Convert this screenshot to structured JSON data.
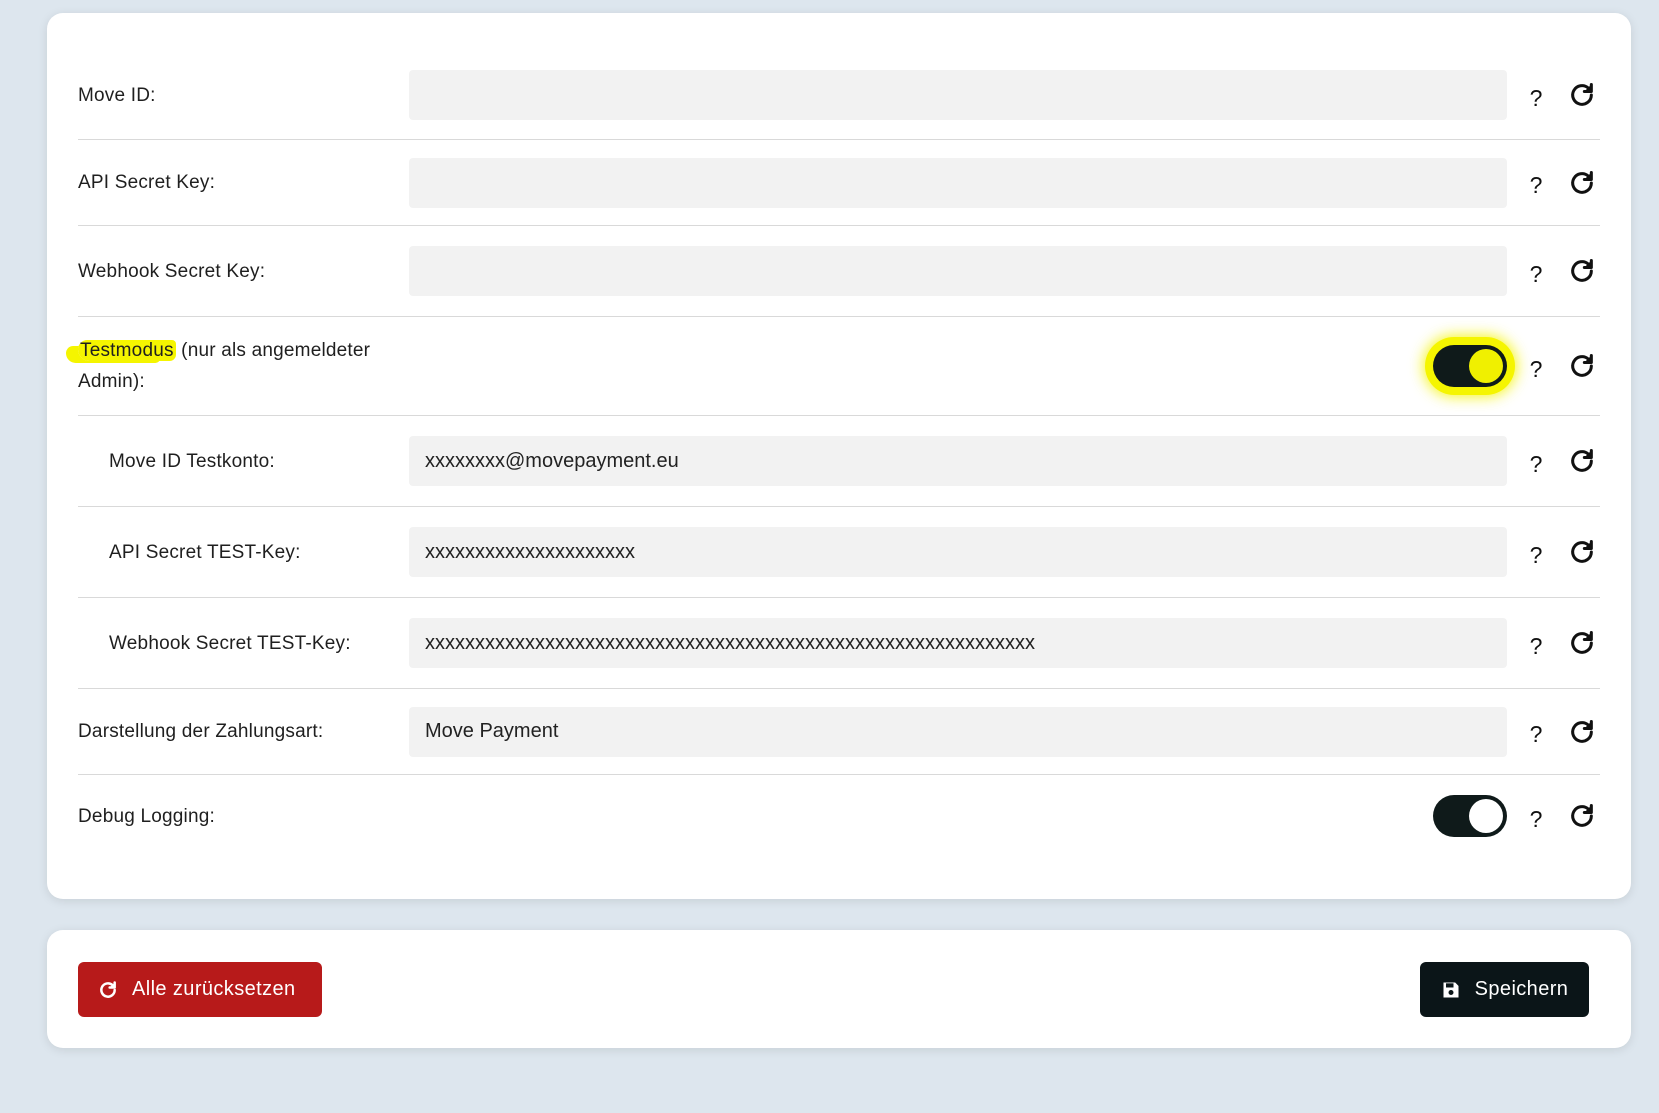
{
  "settings": {
    "rows": [
      {
        "label": "Move ID:",
        "value": ""
      },
      {
        "label": "API Secret Key:",
        "value": ""
      },
      {
        "label": "Webhook Secret Key:",
        "value": ""
      },
      {
        "label_highlight": "Testmodus",
        "label_rest": " (nur als angemeldeter Admin):",
        "toggle_on": true
      },
      {
        "label": "Move ID Testkonto:",
        "value": "xxxxxxxx@movepayment.eu"
      },
      {
        "label": "API Secret TEST-Key:",
        "value": "xxxxxxxxxxxxxxxxxxxxx"
      },
      {
        "label": "Webhook Secret TEST-Key:",
        "value": "xxxxxxxxxxxxxxxxxxxxxxxxxxxxxxxxxxxxxxxxxxxxxxxxxxxxxxxxxxxxx"
      },
      {
        "label": "Darstellung der Zahlungsart:",
        "value": "Move Payment"
      },
      {
        "label": "Debug Logging:",
        "toggle_on": true
      }
    ],
    "help_text": "?"
  },
  "actions": {
    "reset_all_label": "Alle zurücksetzen",
    "save_label": "Speichern"
  },
  "colors": {
    "reset_button": "#b71a1a",
    "save_button": "#0b1518",
    "toggle_track": "#0f1a1a",
    "highlight": "#f5f500"
  },
  "icons": {
    "reset": "redo-icon",
    "save": "floppy-disk-icon"
  }
}
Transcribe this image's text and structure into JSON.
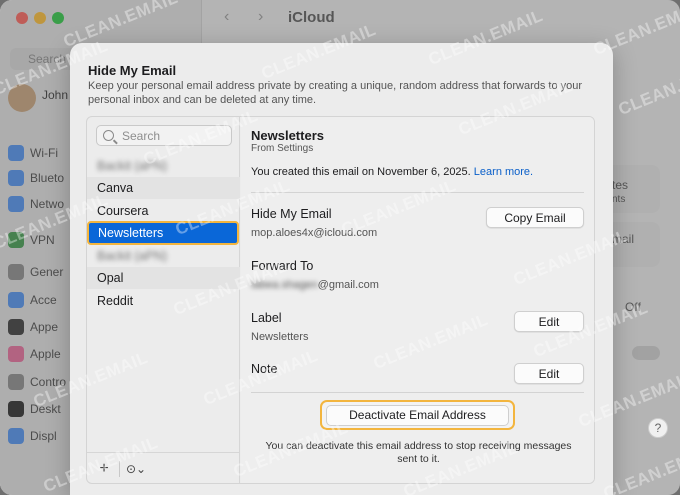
{
  "window": {
    "title": "iCloud",
    "search_placeholder": "Search",
    "user_name": "John",
    "sidebar_items": [
      "Wi-Fi",
      "Blueto",
      "Netwo",
      "VPN",
      "Gener",
      "Acce",
      "Appe",
      "Apple",
      "Contro",
      "Deskt",
      "Displ"
    ],
    "bg_right": {
      "tes": "tes",
      "nts": "nts",
      "mail": "mail",
      "off": "Off"
    }
  },
  "dialog": {
    "title": "Hide My Email",
    "description": "Keep your personal email address private by creating a unique, random address that forwards to your personal inbox and can be deleted at any time.",
    "search_placeholder": "Search",
    "list": [
      {
        "label": "Backit (aPN)",
        "blurred": true
      },
      {
        "label": "Canva",
        "blurred": false
      },
      {
        "label": "Coursera",
        "blurred": false
      },
      {
        "label": "Newsletters",
        "blurred": false,
        "selected": true
      },
      {
        "label": "Backit (aPN)",
        "blurred": true
      },
      {
        "label": "Opal",
        "blurred": false
      },
      {
        "label": "Reddit",
        "blurred": false
      }
    ],
    "footer": {
      "add": "+",
      "more": "⊙⌄"
    },
    "detail": {
      "title": "Newsletters",
      "subtitle": "From Settings",
      "created_text": "You created this email on November 6, 2025.",
      "learn_more": "Learn more.",
      "hide_my_email_label": "Hide My Email",
      "hide_my_email_value": "mop.aloes4x@icloud.com",
      "copy_button": "Copy Email",
      "forward_label": "Forward To",
      "forward_value_hidden": "tabea.shagen",
      "forward_value_domain": "@gmail.com",
      "label_label": "Label",
      "label_value": "Newsletters",
      "label_edit": "Edit",
      "note_label": "Note",
      "note_edit": "Edit",
      "deactivate_button": "Deactivate Email Address",
      "deactivate_note": "You can deactivate this email address to stop receiving messages sent to it."
    }
  },
  "watermark": "CLEAN.EMAIL",
  "help": "?",
  "colors": {
    "accent": "#0a67d8",
    "highlight": "#f3b53e",
    "link": "#0a5fc9"
  }
}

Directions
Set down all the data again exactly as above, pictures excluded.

Written response
Convert this screenshot to structured JSON data.
{
  "settings": {
    "rows": [
      {
        "label": "Move ID:",
        "value": ""
      },
      {
        "label": "API Secret Key:",
        "value": ""
      },
      {
        "label": "Webhook Secret Key:",
        "value": ""
      },
      {
        "label_highlight": "Testmodus",
        "label_rest": " (nur als angemeldeter Admin):",
        "toggle_on": true
      },
      {
        "label": "Move ID Testkonto:",
        "value": "xxxxxxxx@movepayment.eu"
      },
      {
        "label": "API Secret TEST-Key:",
        "value": "xxxxxxxxxxxxxxxxxxxxx"
      },
      {
        "label": "Webhook Secret TEST-Key:",
        "value": "xxxxxxxxxxxxxxxxxxxxxxxxxxxxxxxxxxxxxxxxxxxxxxxxxxxxxxxxxxxxx"
      },
      {
        "label": "Darstellung der Zahlungsart:",
        "value": "Move Payment"
      },
      {
        "label": "Debug Logging:",
        "toggle_on": true
      }
    ],
    "help_text": "?"
  },
  "actions": {
    "reset_all_label": "Alle zurücksetzen",
    "save_label": "Speichern"
  },
  "colors": {
    "reset_button": "#b71a1a",
    "save_button": "#0b1518",
    "toggle_track": "#0f1a1a",
    "highlight": "#f5f500"
  },
  "icons": {
    "reset": "redo-icon",
    "save": "floppy-disk-icon"
  }
}
Transcribe this image's text and structure into JSON.
{
  "window": {
    "title": "iCloud",
    "search_placeholder": "Search",
    "user_name": "John",
    "sidebar_items": [
      "Wi-Fi",
      "Blueto",
      "Netwo",
      "VPN",
      "Gener",
      "Acce",
      "Appe",
      "Apple",
      "Contro",
      "Deskt",
      "Displ"
    ],
    "bg_right": {
      "tes": "tes",
      "nts": "nts",
      "mail": "mail",
      "off": "Off"
    }
  },
  "dialog": {
    "title": "Hide My Email",
    "description": "Keep your personal email address private by creating a unique, random address that forwards to your personal inbox and can be deleted at any time.",
    "search_placeholder": "Search",
    "list": [
      {
        "label": "Backit (aPN)",
        "blurred": true
      },
      {
        "label": "Canva",
        "blurred": false
      },
      {
        "label": "Coursera",
        "blurred": false
      },
      {
        "label": "Newsletters",
        "blurred": false,
        "selected": true
      },
      {
        "label": "Backit (aPN)",
        "blurred": true
      },
      {
        "label": "Opal",
        "blurred": false
      },
      {
        "label": "Reddit",
        "blurred": false
      }
    ],
    "footer": {
      "add": "+",
      "more": "⊙⌄"
    },
    "detail": {
      "title": "Newsletters",
      "subtitle": "From Settings",
      "created_text": "You created this email on November 6, 2025.",
      "learn_more": "Learn more.",
      "hide_my_email_label": "Hide My Email",
      "hide_my_email_value": "mop.aloes4x@icloud.com",
      "copy_button": "Copy Email",
      "forward_label": "Forward To",
      "forward_value_hidden": "tabea.shagen",
      "forward_value_domain": "@gmail.com",
      "label_label": "Label",
      "label_value": "Newsletters",
      "label_edit": "Edit",
      "note_label": "Note",
      "note_edit": "Edit",
      "deactivate_button": "Deactivate Email Address",
      "deactivate_note": "You can deactivate this email address to stop receiving messages sent to it."
    }
  },
  "watermark": "CLEAN.EMAIL",
  "help": "?",
  "colors": {
    "accent": "#0a67d8",
    "highlight": "#f3b53e",
    "link": "#0a5fc9"
  }
}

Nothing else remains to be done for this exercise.